Task item:
Should a line below contain the word "small", report it.
Segment Open
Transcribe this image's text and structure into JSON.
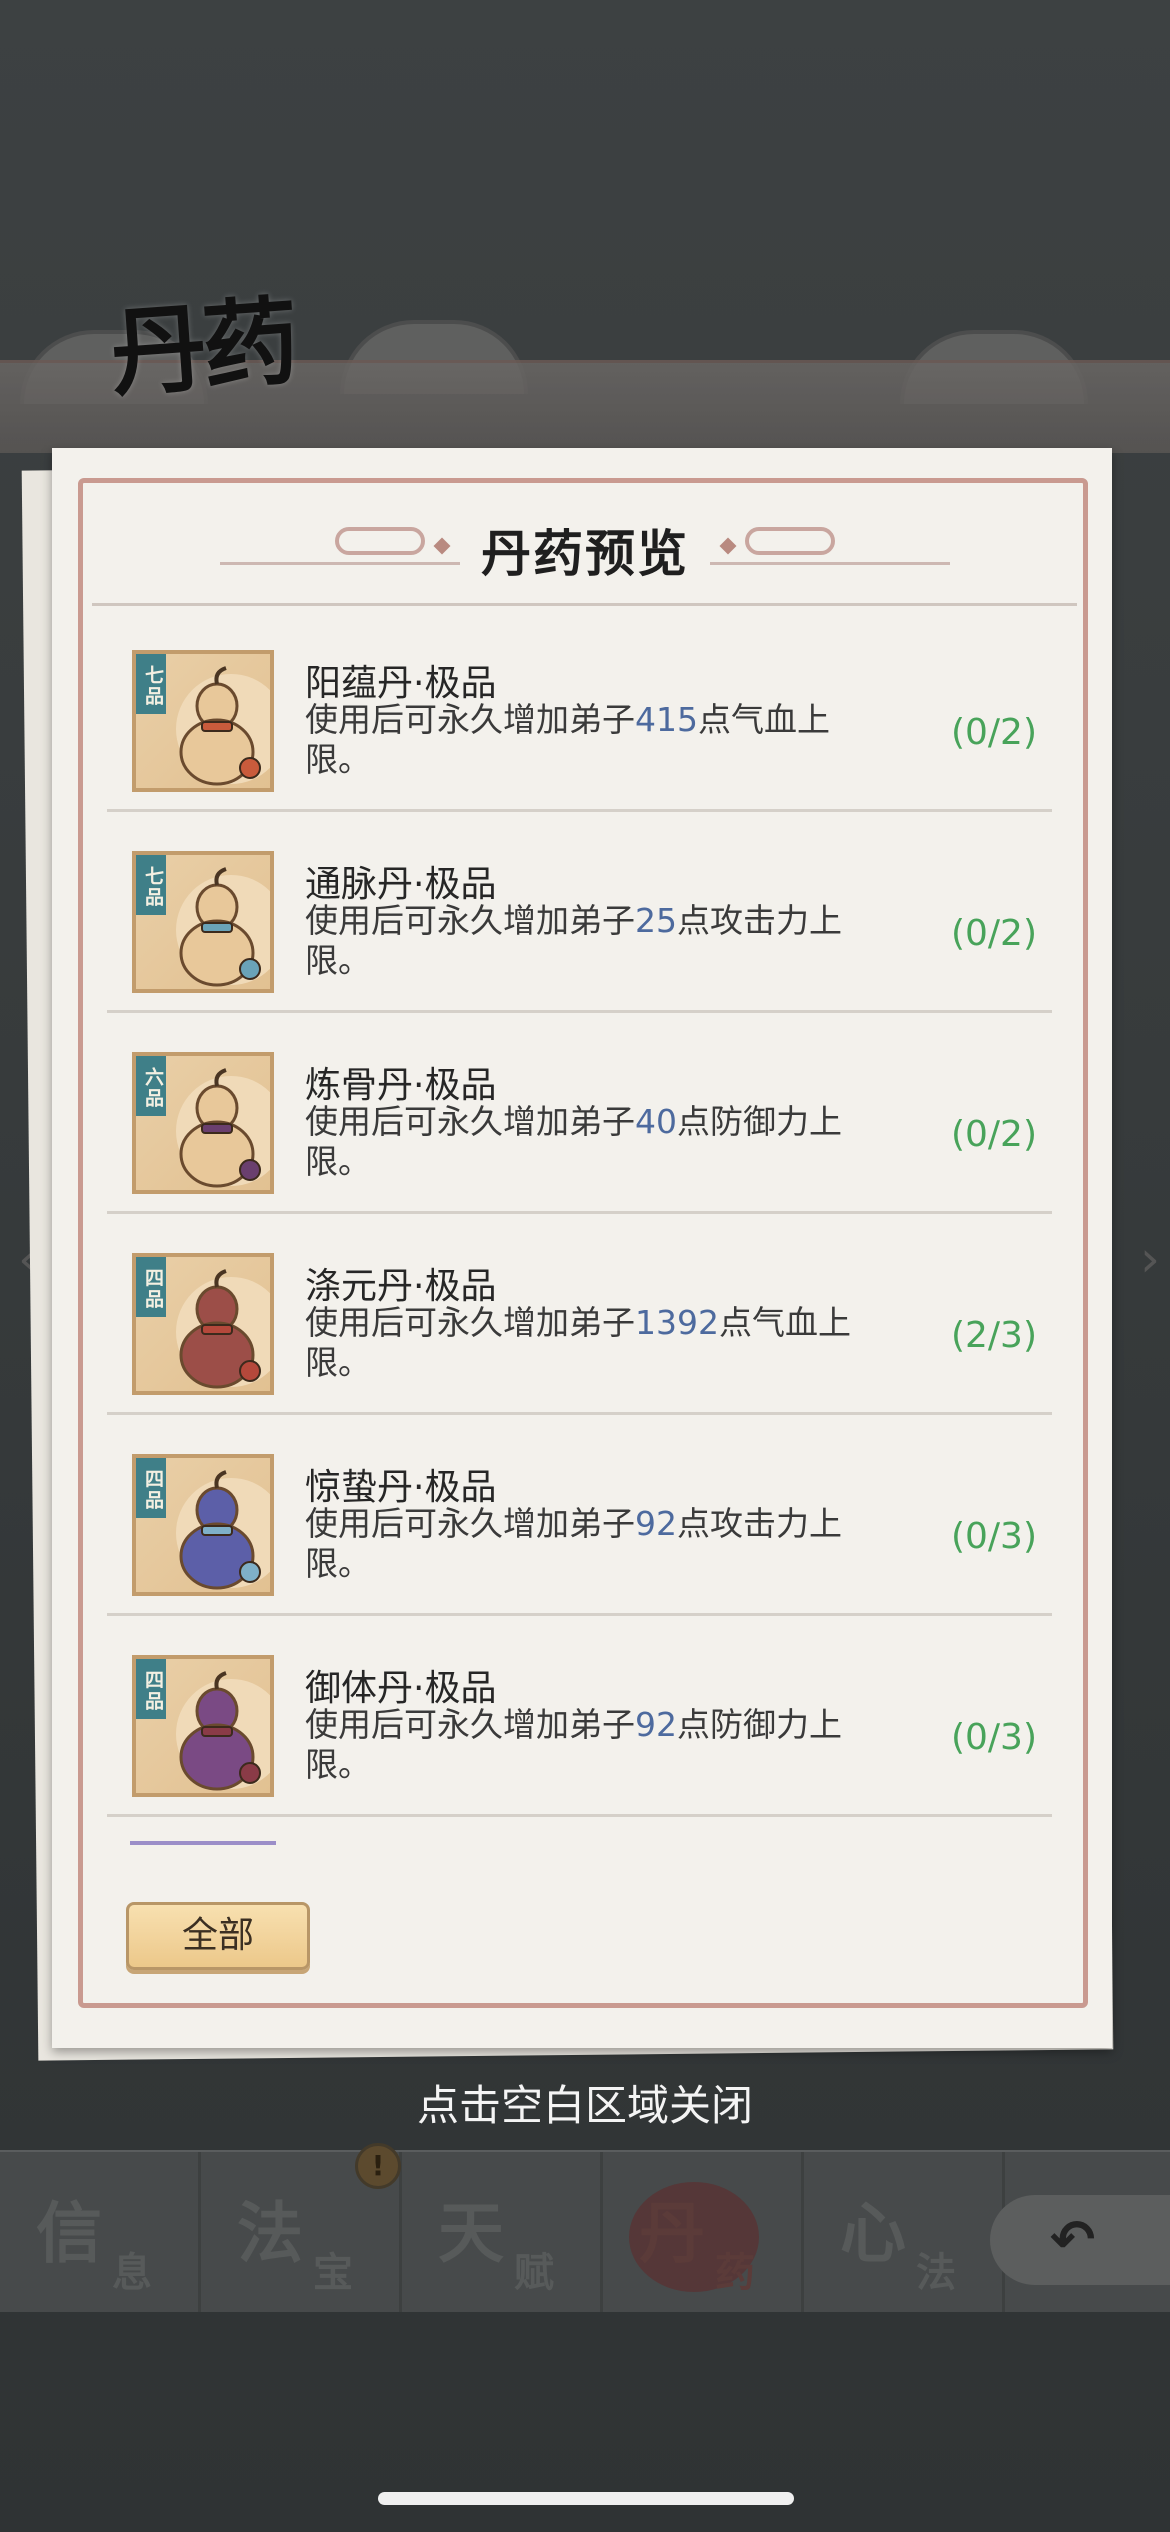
{
  "background_page": {
    "title": "丹药",
    "tabs": [
      {
        "big": "信",
        "small": "息"
      },
      {
        "big": "法",
        "small": "宝"
      },
      {
        "big": "天",
        "small": "赋"
      },
      {
        "big": "丹",
        "small": "药"
      },
      {
        "big": "心",
        "small": "法"
      }
    ],
    "alert_badge": "!"
  },
  "dialog": {
    "title": "丹药预览",
    "items": [
      {
        "grade": "七品",
        "name": "阳蕴丹·极品",
        "desc_prefix": "使用后可永久增加弟子",
        "value": "415",
        "desc_suffix": "点气血上限。",
        "count": "(0/2)",
        "color": "#e8c89a",
        "accent": "#c95b3c"
      },
      {
        "grade": "七品",
        "name": "通脉丹·极品",
        "desc_prefix": "使用后可永久增加弟子",
        "value": "25",
        "desc_suffix": "点攻击力上限。",
        "count": "(0/2)",
        "color": "#e8c89a",
        "accent": "#6aa3b8"
      },
      {
        "grade": "六品",
        "name": "炼骨丹·极品",
        "desc_prefix": "使用后可永久增加弟子",
        "value": "40",
        "desc_suffix": "点防御力上限。",
        "count": "(0/2)",
        "color": "#e8c89a",
        "accent": "#6a3f6e"
      },
      {
        "grade": "四品",
        "name": "涤元丹·极品",
        "desc_prefix": "使用后可永久增加弟子",
        "value": "1392",
        "desc_suffix": "点气血上限。",
        "count": "(2/3)",
        "color": "#9c4e48",
        "accent": "#b5483b"
      },
      {
        "grade": "四品",
        "name": "惊蛰丹·极品",
        "desc_prefix": "使用后可永久增加弟子",
        "value": "92",
        "desc_suffix": "点攻击力上限。",
        "count": "(0/3)",
        "color": "#5c5fa8",
        "accent": "#7fb0c8"
      },
      {
        "grade": "四品",
        "name": "御体丹·极品",
        "desc_prefix": "使用后可永久增加弟子",
        "value": "92",
        "desc_suffix": "点防御力上限。",
        "count": "(0/3)",
        "color": "#7a4a84",
        "accent": "#8a3b47"
      }
    ],
    "filter_button": "全部"
  },
  "close_hint": "点击空白区域关闭"
}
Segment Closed
Exercise output:
        "small": "息"
        "small": "宝"
        "small": "赋"
        "small": "药"
        "small": "法"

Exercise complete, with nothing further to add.